## Requirement
Every line below should be set down exactly as it appears.

(Page and application data records)
* * * * *

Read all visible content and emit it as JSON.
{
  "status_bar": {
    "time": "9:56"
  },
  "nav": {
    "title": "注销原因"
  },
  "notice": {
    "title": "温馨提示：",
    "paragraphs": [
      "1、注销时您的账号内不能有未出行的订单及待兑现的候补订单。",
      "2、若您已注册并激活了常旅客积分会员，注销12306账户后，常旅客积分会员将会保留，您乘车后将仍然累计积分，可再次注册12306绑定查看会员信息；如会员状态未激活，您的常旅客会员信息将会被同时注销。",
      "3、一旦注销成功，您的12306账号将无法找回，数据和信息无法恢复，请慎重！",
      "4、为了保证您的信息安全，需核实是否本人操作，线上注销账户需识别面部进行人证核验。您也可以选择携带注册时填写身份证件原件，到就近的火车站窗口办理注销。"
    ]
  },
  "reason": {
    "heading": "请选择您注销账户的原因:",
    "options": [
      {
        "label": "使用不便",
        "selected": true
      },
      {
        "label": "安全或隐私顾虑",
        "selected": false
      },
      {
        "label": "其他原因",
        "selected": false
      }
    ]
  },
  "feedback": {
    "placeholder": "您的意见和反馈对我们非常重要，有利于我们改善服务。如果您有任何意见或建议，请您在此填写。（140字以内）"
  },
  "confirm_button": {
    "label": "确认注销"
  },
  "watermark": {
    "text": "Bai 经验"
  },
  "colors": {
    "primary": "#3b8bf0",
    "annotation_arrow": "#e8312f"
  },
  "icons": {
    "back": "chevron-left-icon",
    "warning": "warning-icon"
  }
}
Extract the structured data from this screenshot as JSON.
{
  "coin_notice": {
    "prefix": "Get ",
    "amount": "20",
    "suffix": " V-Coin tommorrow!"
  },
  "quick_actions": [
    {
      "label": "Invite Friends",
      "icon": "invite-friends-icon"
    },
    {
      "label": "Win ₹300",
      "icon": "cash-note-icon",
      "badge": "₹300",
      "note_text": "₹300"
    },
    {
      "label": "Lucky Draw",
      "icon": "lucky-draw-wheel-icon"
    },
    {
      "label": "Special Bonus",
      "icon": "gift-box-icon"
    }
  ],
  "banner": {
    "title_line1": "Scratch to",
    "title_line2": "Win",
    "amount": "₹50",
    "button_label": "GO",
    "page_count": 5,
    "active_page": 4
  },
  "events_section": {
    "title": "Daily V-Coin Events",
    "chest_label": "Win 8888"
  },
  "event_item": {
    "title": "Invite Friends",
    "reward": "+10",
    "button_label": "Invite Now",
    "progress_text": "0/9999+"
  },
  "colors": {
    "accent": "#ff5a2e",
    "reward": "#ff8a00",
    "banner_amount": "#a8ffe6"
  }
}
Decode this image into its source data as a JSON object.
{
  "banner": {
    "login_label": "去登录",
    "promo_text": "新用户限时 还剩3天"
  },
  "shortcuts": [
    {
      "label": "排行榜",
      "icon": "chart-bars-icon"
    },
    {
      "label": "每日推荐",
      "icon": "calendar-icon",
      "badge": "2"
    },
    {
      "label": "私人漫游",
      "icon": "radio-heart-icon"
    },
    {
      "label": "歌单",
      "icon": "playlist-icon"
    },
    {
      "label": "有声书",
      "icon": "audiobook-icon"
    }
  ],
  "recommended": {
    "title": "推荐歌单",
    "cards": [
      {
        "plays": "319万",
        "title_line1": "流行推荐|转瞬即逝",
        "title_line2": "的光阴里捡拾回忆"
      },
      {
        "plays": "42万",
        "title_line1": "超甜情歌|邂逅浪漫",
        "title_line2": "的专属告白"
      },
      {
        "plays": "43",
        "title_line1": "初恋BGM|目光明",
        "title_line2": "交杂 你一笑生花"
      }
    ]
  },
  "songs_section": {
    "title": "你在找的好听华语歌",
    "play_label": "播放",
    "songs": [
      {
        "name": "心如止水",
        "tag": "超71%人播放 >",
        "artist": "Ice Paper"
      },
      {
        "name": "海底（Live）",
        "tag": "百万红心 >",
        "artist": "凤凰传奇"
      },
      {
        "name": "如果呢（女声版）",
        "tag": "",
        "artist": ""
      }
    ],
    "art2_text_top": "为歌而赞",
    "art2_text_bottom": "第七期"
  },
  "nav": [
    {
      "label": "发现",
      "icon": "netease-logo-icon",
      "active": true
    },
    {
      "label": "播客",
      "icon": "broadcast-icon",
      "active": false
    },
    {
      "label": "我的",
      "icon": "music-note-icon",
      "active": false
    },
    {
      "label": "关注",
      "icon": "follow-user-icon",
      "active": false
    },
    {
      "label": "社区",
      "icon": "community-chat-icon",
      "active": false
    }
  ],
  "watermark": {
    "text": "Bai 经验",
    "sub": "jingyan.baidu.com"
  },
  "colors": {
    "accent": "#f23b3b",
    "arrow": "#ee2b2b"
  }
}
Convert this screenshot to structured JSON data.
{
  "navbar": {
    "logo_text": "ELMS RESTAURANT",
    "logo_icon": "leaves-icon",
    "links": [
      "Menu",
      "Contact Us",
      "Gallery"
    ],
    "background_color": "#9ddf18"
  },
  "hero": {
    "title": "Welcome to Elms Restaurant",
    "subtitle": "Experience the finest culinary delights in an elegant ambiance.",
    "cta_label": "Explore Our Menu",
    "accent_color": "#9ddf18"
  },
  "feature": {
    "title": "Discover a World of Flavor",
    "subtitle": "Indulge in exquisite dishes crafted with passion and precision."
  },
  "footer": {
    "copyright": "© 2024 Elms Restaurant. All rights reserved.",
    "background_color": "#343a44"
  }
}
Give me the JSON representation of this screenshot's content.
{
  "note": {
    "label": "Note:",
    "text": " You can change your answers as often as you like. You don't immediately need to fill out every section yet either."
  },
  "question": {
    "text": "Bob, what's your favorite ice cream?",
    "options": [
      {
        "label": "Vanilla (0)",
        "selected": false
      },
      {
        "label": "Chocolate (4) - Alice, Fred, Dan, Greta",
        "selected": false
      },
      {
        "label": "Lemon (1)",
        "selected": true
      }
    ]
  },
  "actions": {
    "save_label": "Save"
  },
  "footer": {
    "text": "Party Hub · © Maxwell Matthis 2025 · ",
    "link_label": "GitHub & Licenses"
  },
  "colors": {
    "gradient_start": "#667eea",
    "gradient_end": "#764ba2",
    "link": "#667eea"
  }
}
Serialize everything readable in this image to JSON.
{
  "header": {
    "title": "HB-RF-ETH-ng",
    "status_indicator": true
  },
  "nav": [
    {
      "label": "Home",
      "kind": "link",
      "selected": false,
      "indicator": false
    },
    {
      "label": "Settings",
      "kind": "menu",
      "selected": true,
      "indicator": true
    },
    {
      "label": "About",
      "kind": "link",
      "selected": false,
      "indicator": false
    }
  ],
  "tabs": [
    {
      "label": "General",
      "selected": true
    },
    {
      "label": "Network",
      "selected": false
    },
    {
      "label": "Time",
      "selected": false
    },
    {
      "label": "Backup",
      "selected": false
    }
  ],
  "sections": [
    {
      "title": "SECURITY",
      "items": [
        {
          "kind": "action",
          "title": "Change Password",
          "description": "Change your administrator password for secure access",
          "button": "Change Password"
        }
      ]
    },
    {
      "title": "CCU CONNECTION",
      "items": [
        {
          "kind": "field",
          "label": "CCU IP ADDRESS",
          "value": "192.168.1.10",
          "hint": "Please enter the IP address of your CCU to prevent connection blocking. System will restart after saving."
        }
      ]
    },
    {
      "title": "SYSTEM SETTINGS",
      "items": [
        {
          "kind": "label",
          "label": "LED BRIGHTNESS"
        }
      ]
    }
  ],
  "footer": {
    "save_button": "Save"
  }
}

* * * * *

## Answer area
Read all visible content and emit it as JSON.
{
  "status_bar": {
    "time": "9:56"
  },
  "nav": {
    "title": "注销原因"
  },
  "notice": {
    "title": "温馨提示：",
    "paragraphs": [
      "1、注销时您的账号内不能有未出行的订单及待兑现的候补订单。",
      "2、若您已注册并激活了常旅客积分会员，注销12306账户后，常旅客积分会员将会保留，您乘车后将仍然累计积分，可再次注册12306绑定查看会员信息；如会员状态未激活，您的常旅客会员信息将会被同时注销。",
      "3、一旦注销成功，您的12306账号将无法找回，数据和信息无法恢复，请慎重！",
      "4、为了保证您的信息安全，需核实是否本人操作，线上注销账户需识别面部进行人证核验。您也可以选择携带注册时填写身份证件原件，到就近的火车站窗口办理注销。"
    ]
  },
  "reason": {
    "heading": "请选择您注销账户的原因:",
    "options": [
      {
        "label": "使用不便",
        "selected": true
      },
      {
        "label": "安全或隐私顾虑",
        "selected": false
      },
      {
        "label": "其他原因",
        "selected": false
      }
    ]
  },
  "feedback": {
    "placeholder": "您的意见和反馈对我们非常重要，有利于我们改善服务。如果您有任何意见或建议，请您在此填写。（140字以内）"
  },
  "confirm_button": {
    "label": "确认注销"
  },
  "watermark": {
    "text": "Bai 经验"
  },
  "colors": {
    "primary": "#3b8bf0",
    "annotation_arrow": "#e8312f"
  },
  "icons": {
    "back": "chevron-left-icon",
    "warning": "warning-icon"
  }
}
Extract the structured data from this screenshot as JSON.
{
  "coin_notice": {
    "prefix": "Get ",
    "amount": "20",
    "suffix": " V-Coin tommorrow!"
  },
  "quick_actions": [
    {
      "label": "Invite Friends",
      "icon": "invite-friends-icon"
    },
    {
      "label": "Win ₹300",
      "icon": "cash-note-icon",
      "badge": "₹300",
      "note_text": "₹300"
    },
    {
      "label": "Lucky Draw",
      "icon": "lucky-draw-wheel-icon"
    },
    {
      "label": "Special Bonus",
      "icon": "gift-box-icon"
    }
  ],
  "banner": {
    "title_line1": "Scratch to",
    "title_line2": "Win",
    "amount": "₹50",
    "button_label": "GO",
    "page_count": 5,
    "active_page": 4
  },
  "events_section": {
    "title": "Daily V-Coin Events",
    "chest_label": "Win 8888"
  },
  "event_item": {
    "title": "Invite Friends",
    "reward": "+10",
    "button_label": "Invite Now",
    "progress_text": "0/9999+"
  },
  "colors": {
    "accent": "#ff5a2e",
    "reward": "#ff8a00",
    "banner_amount": "#a8ffe6"
  }
}
Decode this image into its source data as a JSON object.
{
  "banner": {
    "login_label": "去登录",
    "promo_text": "新用户限时 还剩3天"
  },
  "shortcuts": [
    {
      "label": "排行榜",
      "icon": "chart-bars-icon"
    },
    {
      "label": "每日推荐",
      "icon": "calendar-icon",
      "badge": "2"
    },
    {
      "label": "私人漫游",
      "icon": "radio-heart-icon"
    },
    {
      "label": "歌单",
      "icon": "playlist-icon"
    },
    {
      "label": "有声书",
      "icon": "audiobook-icon"
    }
  ],
  "recommended": {
    "title": "推荐歌单",
    "cards": [
      {
        "plays": "319万",
        "title_line1": "流行推荐|转瞬即逝",
        "title_line2": "的光阴里捡拾回忆"
      },
      {
        "plays": "42万",
        "title_line1": "超甜情歌|邂逅浪漫",
        "title_line2": "的专属告白"
      },
      {
        "plays": "43",
        "title_line1": "初恋BGM|目光明",
        "title_line2": "交杂 你一笑生花"
      }
    ]
  },
  "songs_section": {
    "title": "你在找的好听华语歌",
    "play_label": "播放",
    "songs": [
      {
        "name": "心如止水",
        "tag": "超71%人播放 >",
        "artist": "Ice Paper"
      },
      {
        "name": "海底（Live）",
        "tag": "百万红心 >",
        "artist": "凤凰传奇"
      },
      {
        "name": "如果呢（女声版）",
        "tag": "",
        "artist": ""
      }
    ],
    "art2_text_top": "为歌而赞",
    "art2_text_bottom": "第七期"
  },
  "nav": [
    {
      "label": "发现",
      "icon": "netease-logo-icon",
      "active": true
    },
    {
      "label": "播客",
      "icon": "broadcast-icon",
      "active": false
    },
    {
      "label": "我的",
      "icon": "music-note-icon",
      "active": false
    },
    {
      "label": "关注",
      "icon": "follow-user-icon",
      "active": false
    },
    {
      "label": "社区",
      "icon": "community-chat-icon",
      "active": false
    }
  ],
  "watermark": {
    "text": "Bai 经验",
    "sub": "jingyan.baidu.com"
  },
  "colors": {
    "accent": "#f23b3b",
    "arrow": "#ee2b2b"
  }
}
Convert this screenshot to structured JSON data.
{
  "navbar": {
    "logo_text": "ELMS RESTAURANT",
    "logo_icon": "leaves-icon",
    "links": [
      "Menu",
      "Contact Us",
      "Gallery"
    ],
    "background_color": "#9ddf18"
  },
  "hero": {
    "title": "Welcome to Elms Restaurant",
    "subtitle": "Experience the finest culinary delights in an elegant ambiance.",
    "cta_label": "Explore Our Menu",
    "accent_color": "#9ddf18"
  },
  "feature": {
    "title": "Discover a World of Flavor",
    "subtitle": "Indulge in exquisite dishes crafted with passion and precision."
  },
  "footer": {
    "copyright": "© 2024 Elms Restaurant. All rights reserved.",
    "background_color": "#343a44"
  }
}
Give me the JSON representation of this screenshot's content.
{
  "note": {
    "label": "Note:",
    "text": " You can change your answers as often as you like. You don't immediately need to fill out every section yet either."
  },
  "question": {
    "text": "Bob, what's your favorite ice cream?",
    "options": [
      {
        "label": "Vanilla (0)",
        "selected": false
      },
      {
        "label": "Chocolate (4) - Alice, Fred, Dan, Greta",
        "selected": false
      },
      {
        "label": "Lemon (1)",
        "selected": true
      }
    ]
  },
  "actions": {
    "save_label": "Save"
  },
  "footer": {
    "text": "Party Hub · © Maxwell Matthis 2025 · ",
    "link_label": "GitHub & Licenses"
  },
  "colors": {
    "gradient_start": "#667eea",
    "gradient_end": "#764ba2",
    "link": "#667eea"
  }
}
Serialize everything readable in this image to JSON.
{
  "header": {
    "title": "HB-RF-ETH-ng",
    "status_indicator": true
  },
  "nav": [
    {
      "label": "Home",
      "kind": "link",
      "selected": false,
      "indicator": false
    },
    {
      "label": "Settings",
      "kind": "menu",
      "selected": true,
      "indicator": true
    },
    {
      "label": "About",
      "kind": "link",
      "selected": false,
      "indicator": false
    }
  ],
  "tabs": [
    {
      "label": "General",
      "selected": true
    },
    {
      "label": "Network",
      "selected": false
    },
    {
      "label": "Time",
      "selected": false
    },
    {
      "label": "Backup",
      "selected": false
    }
  ],
  "sections": [
    {
      "title": "SECURITY",
      "items": [
        {
          "kind": "action",
          "title": "Change Password",
          "description": "Change your administrator password for secure access",
          "button": "Change Password"
        }
      ]
    },
    {
      "title": "CCU CONNECTION",
      "items": [
        {
          "kind": "field",
          "label": "CCU IP ADDRESS",
          "value": "192.168.1.10",
          "hint": "Please enter the IP address of your CCU to prevent connection blocking. System will restart after saving."
        }
      ]
    },
    {
      "title": "SYSTEM SETTINGS",
      "items": [
        {
          "kind": "label",
          "label": "LED BRIGHTNESS"
        }
      ]
    }
  ],
  "footer": {
    "save_button": "Save"
  }
}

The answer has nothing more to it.